Due to inclement weather, UVa-Wise is closed on Thursday, March 5.

UVa-Wise offers innovative technology experiences through summer camps

The University of Virginia’s College at Wise offered two opportunities during summer break for students to sample innovative technology during summer camps.

The camps, both sponsored by the Department of Mathematics and Computer Science, provide access to 3-D printers, robots and other innovative technology in Darden Hall.

The Summer Program in Robotics and Intelligent Technology, held in June, was a weeklong day camp available for grades 6-8 who were interested in science and technology. 

Students acquired hands-on experience with robots including the LEGO Mindstorm robot by learning to design, customize and program robots while providing students with unique learning opportunities.
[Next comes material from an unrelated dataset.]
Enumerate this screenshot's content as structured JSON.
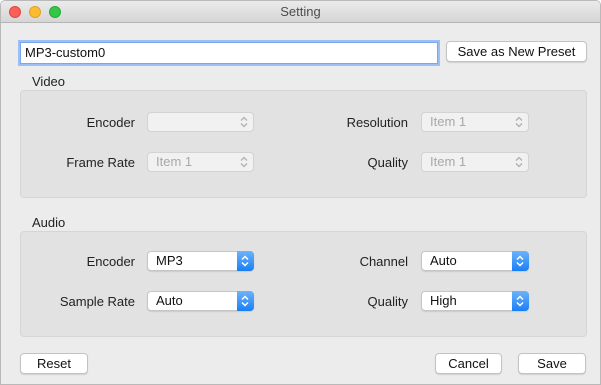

“Participants get hands-on instruction and access to cutting-edge technology in a modern makers’ space,” said Daniel Ray, a computer science professor and camp director. “Campers have the opportunity to envision an idea, and bring it into physical form.”

The second camp is a free five-week Summer Program in Technology and Creativity that runs throughout July into the first week of August for select incoming college freshmen and high school students.

This free camp offers pre-college degree experience whereby participants may earn three hours of college credit while focusing on technology including 3D printing, laser cutting and physical and wearable computing.

“We sought out and found creative and ambitious people, and based on their impressive academic records we asked them to join us,” said Ray.

Ray hopes the camp will inspire students from all areas of study to see the benefits new technology can offer.

The program was designed for everyone: future lawyers, future doctors, future fashion designers and future engineers alike,” Daniel said. “Future educators can create customizable educational resources. Aspiring fashion designers can create 3D printed clothing and wearable smart technology. Future theater professionals could create electronic theater props and models. Aspiring artists could create unique sculptures, stamps and stencils for paper art.”

For more information on these and other upcoming technology and events, contact Daniel Ray at 276-376-4628.